■ WHAT IS NEEDED: Write out the records in full, exactly as given, but without the images.

■ RECORDS FOR PROCESSING:
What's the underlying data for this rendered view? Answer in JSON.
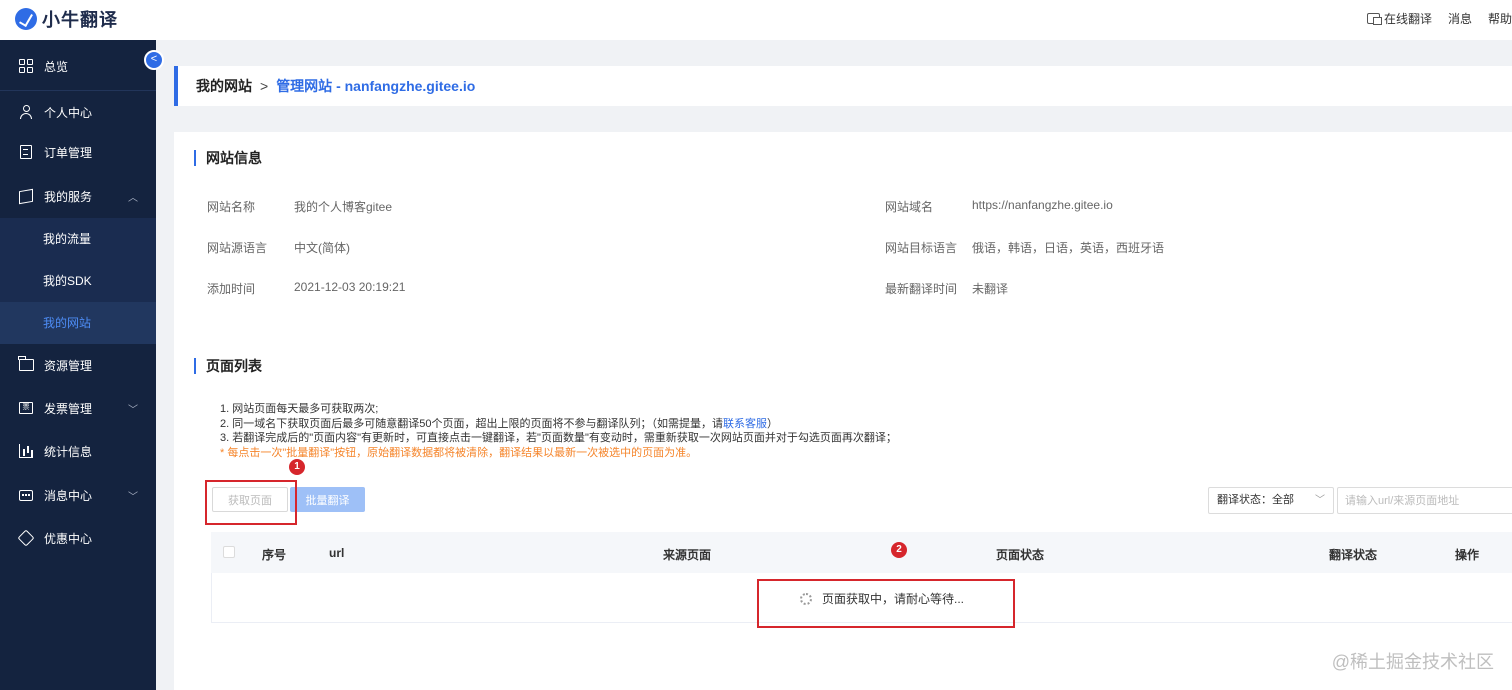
{
  "app": {
    "logo_text": "小牛翻译"
  },
  "topbar": {
    "online_translate": "在线翻译",
    "messages": "消息",
    "help": "帮助"
  },
  "sidebar": {
    "collapse_glyph": "<",
    "items": [
      {
        "label": "总览",
        "icon": "grid-icon"
      },
      {
        "label": "个人中心",
        "icon": "user-icon"
      },
      {
        "label": "订单管理",
        "icon": "document-icon"
      },
      {
        "label": "我的服务",
        "icon": "box-icon",
        "expanded": true
      },
      {
        "label": "资源管理",
        "icon": "folder-icon"
      },
      {
        "label": "发票管理",
        "icon": "invoice-icon"
      },
      {
        "label": "统计信息",
        "icon": "chart-icon"
      },
      {
        "label": "消息中心",
        "icon": "message-icon"
      },
      {
        "label": "优惠中心",
        "icon": "tag-icon"
      }
    ],
    "subitems": [
      {
        "label": "我的流量"
      },
      {
        "label": "我的SDK"
      },
      {
        "label": "我的网站",
        "active": true
      }
    ]
  },
  "breadcrumb": {
    "first": "我的网站",
    "separator": ">",
    "current": "管理网站 - nanfangzhe.gitee.io"
  },
  "site_info": {
    "title": "网站信息",
    "name_label": "网站名称",
    "name_value": "我的个人博客gitee",
    "domain_label": "网站域名",
    "domain_value": "https://nanfangzhe.gitee.io",
    "source_lang_label": "网站源语言",
    "source_lang_value": "中文(简体)",
    "target_lang_label": "网站目标语言",
    "target_lang_value": "俄语，韩语，日语，英语，西班牙语",
    "added_label": "添加时间",
    "added_value": "2021-12-03 20:19:21",
    "last_translate_label": "最新翻译时间",
    "last_translate_value": "未翻译"
  },
  "page_list": {
    "title": "页面列表",
    "note1": "1. 网站页面每天最多可获取两次;",
    "note2_prefix": "2. 同一域名下获取页面后最多可随意翻译50个页面，超出上限的页面将不参与翻译队列；（如需提量，请",
    "note2_link": "联系客服",
    "note2_suffix": "）",
    "note3": "3. 若翻译完成后的\"页面内容\"有更新时，可直接点击一键翻译，若\"页面数量\"有变动时，需重新获取一次网站页面并对于勾选页面再次翻译；",
    "warning": "* 每点击一次\"批量翻译\"按钮，原始翻译数据都将被清除，翻译结果以最新一次被选中的页面为准。",
    "fetch_button": "获取页面",
    "batch_button": "批量翻译",
    "status_filter": "翻译状态：全部",
    "search_placeholder": "请输入url/来源页面地址",
    "columns": [
      "序号",
      "url",
      "来源页面",
      "页面状态",
      "翻译状态",
      "操作"
    ],
    "loading_text": "页面获取中，请耐心等待..."
  },
  "annotations": {
    "one": "1",
    "two": "2"
  },
  "watermark": "@稀土掘金技术社区"
}
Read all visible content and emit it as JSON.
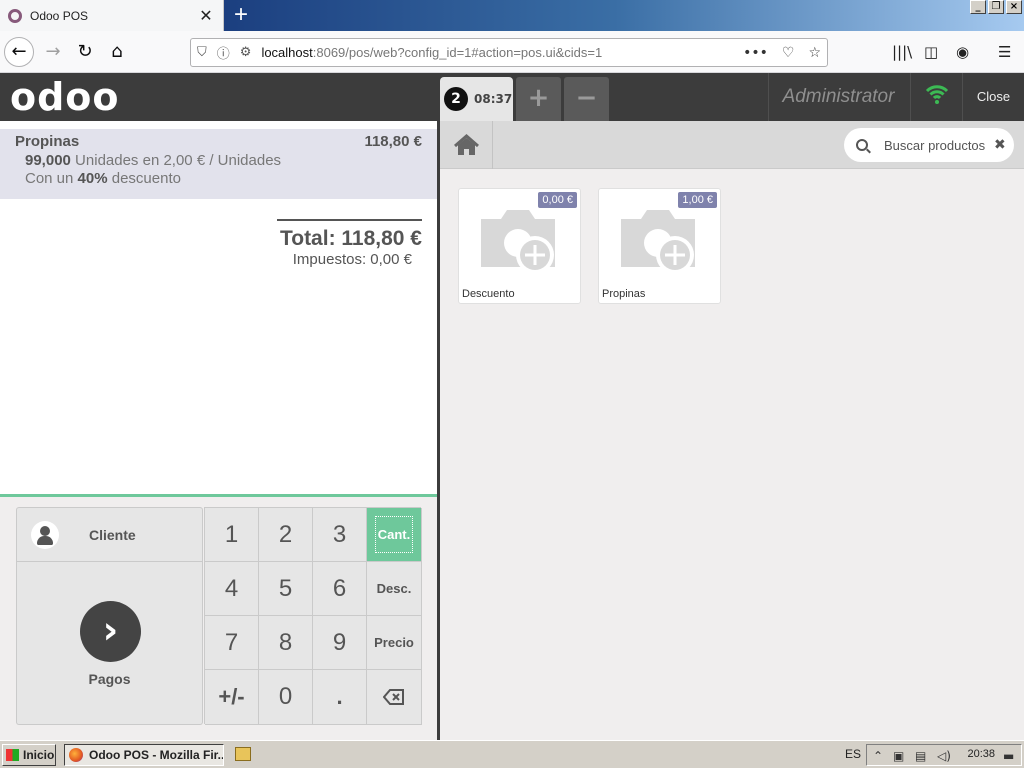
{
  "browser": {
    "tab_title": "Odoo POS",
    "url_host": "localhost",
    "url_rest": ":8069/pos/web?config_id=1#action=pos.ui&cids=1"
  },
  "header": {
    "logo": "odoo",
    "order_number": "2",
    "order_time": "08:37",
    "plus_label": "+",
    "minus_label": "−",
    "user": "Administrator",
    "close_label": "Close"
  },
  "order": {
    "lines": [
      {
        "product": "Propinas",
        "price": "118,80 €",
        "qty": "99,000",
        "unit_text": " Unidades en 2,00 € / Unidades",
        "discount_prefix": "Con un ",
        "discount_value": "40%",
        "discount_suffix": " descuento"
      }
    ],
    "total": "Total: 118,80 €",
    "taxes": "Impuestos: 0,00 €"
  },
  "actionpad": {
    "client_label": "Cliente",
    "pay_label": "Pagos"
  },
  "numpad": {
    "keys": [
      "1",
      "2",
      "3",
      "Cant.",
      "4",
      "5",
      "6",
      "Desc.",
      "7",
      "8",
      "9",
      "Precio",
      "+/-",
      "0",
      "."
    ]
  },
  "products_screen": {
    "search_placeholder": "Buscar productos",
    "products": [
      {
        "name": "Descuento",
        "price": "0,00 €"
      },
      {
        "name": "Propinas",
        "price": "1,00 €"
      }
    ]
  },
  "taskbar": {
    "start_label": "Inicio",
    "task_label": "Odoo POS - Mozilla Fir...",
    "lang": "ES",
    "clock": "20:38"
  },
  "colors": {
    "pos_dark": "#3c3c3c",
    "accent_green": "#6ec89b",
    "price_tag": "#7f82ac",
    "orderline_selected": "#e2e2ec"
  }
}
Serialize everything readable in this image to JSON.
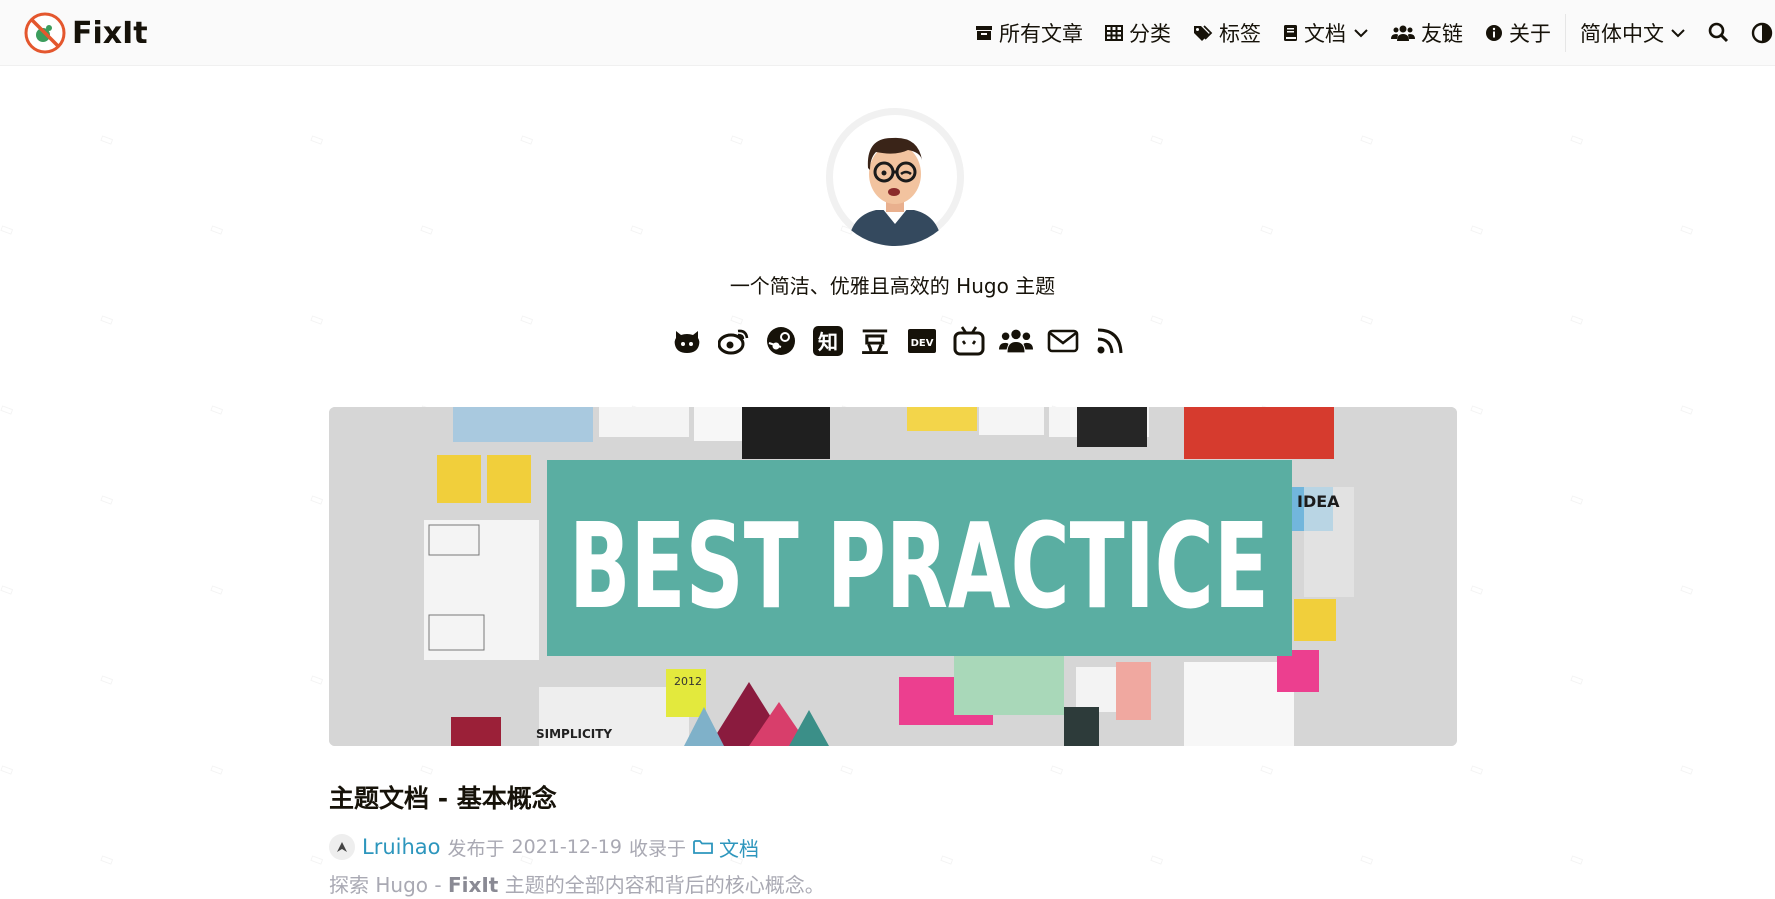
{
  "header": {
    "logo_title": "FixIt",
    "menu": [
      {
        "label": "所有文章",
        "icon": "archive-icon"
      },
      {
        "label": "分类",
        "icon": "table-icon"
      },
      {
        "label": "标签",
        "icon": "tags-icon"
      },
      {
        "label": "文档",
        "icon": "book-icon",
        "has_dropdown": true
      },
      {
        "label": "友链",
        "icon": "users-icon"
      },
      {
        "label": "关于",
        "icon": "info-circle-icon"
      }
    ],
    "language": "简体中文",
    "icons": [
      "search-icon",
      "theme-switch-icon"
    ]
  },
  "profile": {
    "subtitle": "一个简洁、优雅且高效的 Hugo 主题",
    "social": [
      {
        "name": "github-icon"
      },
      {
        "name": "weibo-icon"
      },
      {
        "name": "steam-icon"
      },
      {
        "name": "zhihu-icon",
        "glyph": "知"
      },
      {
        "name": "douban-icon",
        "glyph": "豆"
      },
      {
        "name": "dev-icon",
        "glyph": "DEV"
      },
      {
        "name": "bilibili-icon"
      },
      {
        "name": "users-icon"
      },
      {
        "name": "email-icon"
      },
      {
        "name": "rss-icon"
      }
    ]
  },
  "post": {
    "featured_text": "BEST PRACTICE",
    "featured_note": "2012",
    "featured_caption": "SIMPLICITY",
    "featured_idea": "IDEA",
    "title": "主题文档 - 基本概念",
    "author": "Lruihao",
    "published_prefix": "发布于",
    "date": "2021-12-19",
    "category_prefix": "收录于",
    "category": "文档",
    "summary_prefix": "探索 Hugo - ",
    "summary_bold": "FixIt",
    "summary_suffix": " 主题的全部内容和背后的核心概念。"
  },
  "colors": {
    "accent": "#2d96bd",
    "text": "#161209",
    "muted": "#a9a9b3",
    "banner_teal": "#5aaea2"
  }
}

■ ANSWER BOX:
What's the underlying data for this rendered view? Answer in JSON.
{
  "app": {
    "logo_text": "小牛翻译"
  },
  "topbar": {
    "online_translate": "在线翻译",
    "messages": "消息",
    "help": "帮助"
  },
  "sidebar": {
    "collapse_glyph": "<",
    "items": [
      {
        "label": "总览",
        "icon": "grid-icon"
      },
      {
        "label": "个人中心",
        "icon": "user-icon"
      },
      {
        "label": "订单管理",
        "icon": "document-icon"
      },
      {
        "label": "我的服务",
        "icon": "box-icon",
        "expanded": true
      },
      {
        "label": "资源管理",
        "icon": "folder-icon"
      },
      {
        "label": "发票管理",
        "icon": "invoice-icon"
      },
      {
        "label": "统计信息",
        "icon": "chart-icon"
      },
      {
        "label": "消息中心",
        "icon": "message-icon"
      },
      {
        "label": "优惠中心",
        "icon": "tag-icon"
      }
    ],
    "subitems": [
      {
        "label": "我的流量"
      },
      {
        "label": "我的SDK"
      },
      {
        "label": "我的网站",
        "active": true
      }
    ]
  },
  "breadcrumb": {
    "first": "我的网站",
    "separator": ">",
    "current": "管理网站 - nanfangzhe.gitee.io"
  },
  "site_info": {
    "title": "网站信息",
    "name_label": "网站名称",
    "name_value": "我的个人博客gitee",
    "domain_label": "网站域名",
    "domain_value": "https://nanfangzhe.gitee.io",
    "source_lang_label": "网站源语言",
    "source_lang_value": "中文(简体)",
    "target_lang_label": "网站目标语言",
    "target_lang_value": "俄语，韩语，日语，英语，西班牙语",
    "added_label": "添加时间",
    "added_value": "2021-12-03 20:19:21",
    "last_translate_label": "最新翻译时间",
    "last_translate_value": "未翻译"
  },
  "page_list": {
    "title": "页面列表",
    "note1": "1. 网站页面每天最多可获取两次;",
    "note2_prefix": "2. 同一域名下获取页面后最多可随意翻译50个页面，超出上限的页面将不参与翻译队列；（如需提量，请",
    "note2_link": "联系客服",
    "note2_suffix": "）",
    "note3": "3. 若翻译完成后的\"页面内容\"有更新时，可直接点击一键翻译，若\"页面数量\"有变动时，需重新获取一次网站页面并对于勾选页面再次翻译；",
    "warning": "* 每点击一次\"批量翻译\"按钮，原始翻译数据都将被清除，翻译结果以最新一次被选中的页面为准。",
    "fetch_button": "获取页面",
    "batch_button": "批量翻译",
    "status_filter": "翻译状态：全部",
    "search_placeholder": "请输入url/来源页面地址",
    "columns": [
      "序号",
      "url",
      "来源页面",
      "页面状态",
      "翻译状态",
      "操作"
    ],
    "loading_text": "页面获取中，请耐心等待..."
  },
  "annotations": {
    "one": "1",
    "two": "2"
  },
  "watermark": "@稀土掘金技术社区"
}
Read all visible content and emit it as JSON.
{
  "browser": {
    "tab_title": "Odoo POS",
    "url_host": "localhost",
    "url_rest": ":8069/pos/web?config_id=1#action=pos.ui&cids=1"
  },
  "header": {
    "logo": "odoo",
    "order_number": "2",
    "order_time": "08:37",
    "plus_label": "+",
    "minus_label": "−",
    "user": "Administrator",
    "close_label": "Close"
  },
  "order": {
    "lines": [
      {
        "product": "Propinas",
        "price": "118,80 €",
        "qty": "99,000",
        "unit_text": " Unidades en 2,00 € / Unidades",
        "discount_prefix": "Con un ",
        "discount_value": "40%",
        "discount_suffix": " descuento"
      }
    ],
    "total": "Total: 118,80 €",
    "taxes": "Impuestos: 0,00 €"
  },
  "actionpad": {
    "client_label": "Cliente",
    "pay_label": "Pagos"
  },
  "numpad": {
    "keys": [
      "1",
      "2",
      "3",
      "Cant.",
      "4",
      "5",
      "6",
      "Desc.",
      "7",
      "8",
      "9",
      "Precio",
      "+/-",
      "0",
      "."
    ]
  },
  "products_screen": {
    "search_placeholder": "Buscar productos",
    "products": [
      {
        "name": "Descuento",
        "price": "0,00 €"
      },
      {
        "name": "Propinas",
        "price": "1,00 €"
      }
    ]
  },
  "taskbar": {
    "start_label": "Inicio",
    "task_label": "Odoo POS - Mozilla Fir...",
    "lang": "ES",
    "clock": "20:38"
  },
  "colors": {
    "pos_dark": "#3c3c3c",
    "accent_green": "#6ec89b",
    "price_tag": "#7f82ac",
    "orderline_selected": "#e2e2ec"
  }
}
Serialize everything readable in this image to JSON.
{
  "header": {
    "logo_title": "FixIt",
    "menu": [
      {
        "label": "所有文章",
        "icon": "archive-icon"
      },
      {
        "label": "分类",
        "icon": "table-icon"
      },
      {
        "label": "标签",
        "icon": "tags-icon"
      },
      {
        "label": "文档",
        "icon": "book-icon",
        "has_dropdown": true
      },
      {
        "label": "友链",
        "icon": "users-icon"
      },
      {
        "label": "关于",
        "icon": "info-circle-icon"
      }
    ],
    "language": "简体中文",
    "icons": [
      "search-icon",
      "theme-switch-icon"
    ]
  },
  "profile": {
    "subtitle": "一个简洁、优雅且高效的 Hugo 主题",
    "social": [
      {
        "name": "github-icon"
      },
      {
        "name": "weibo-icon"
      },
      {
        "name": "steam-icon"
      },
      {
        "name": "zhihu-icon",
        "glyph": "知"
      },
      {
        "name": "douban-icon",
        "glyph": "豆"
      },
      {
        "name": "dev-icon",
        "glyph": "DEV"
      },
      {
        "name": "bilibili-icon"
      },
      {
        "name": "users-icon"
      },
      {
        "name": "email-icon"
      },
      {
        "name": "rss-icon"
      }
    ]
  },
  "post": {
    "featured_text": "BEST PRACTICE",
    "featured_note": "2012",
    "featured_caption": "SIMPLICITY",
    "featured_idea": "IDEA",
    "title": "主题文档 - 基本概念",
    "author": "Lruihao",
    "published_prefix": "发布于",
    "date": "2021-12-19",
    "category_prefix": "收录于",
    "category": "文档",
    "summary_prefix": "探索 Hugo - ",
    "summary_bold": "FixIt",
    "summary_suffix": " 主题的全部内容和背后的核心概念。"
  },
  "colors": {
    "accent": "#2d96bd",
    "text": "#161209",
    "muted": "#a9a9b3",
    "banner_teal": "#5aaea2"
  }
}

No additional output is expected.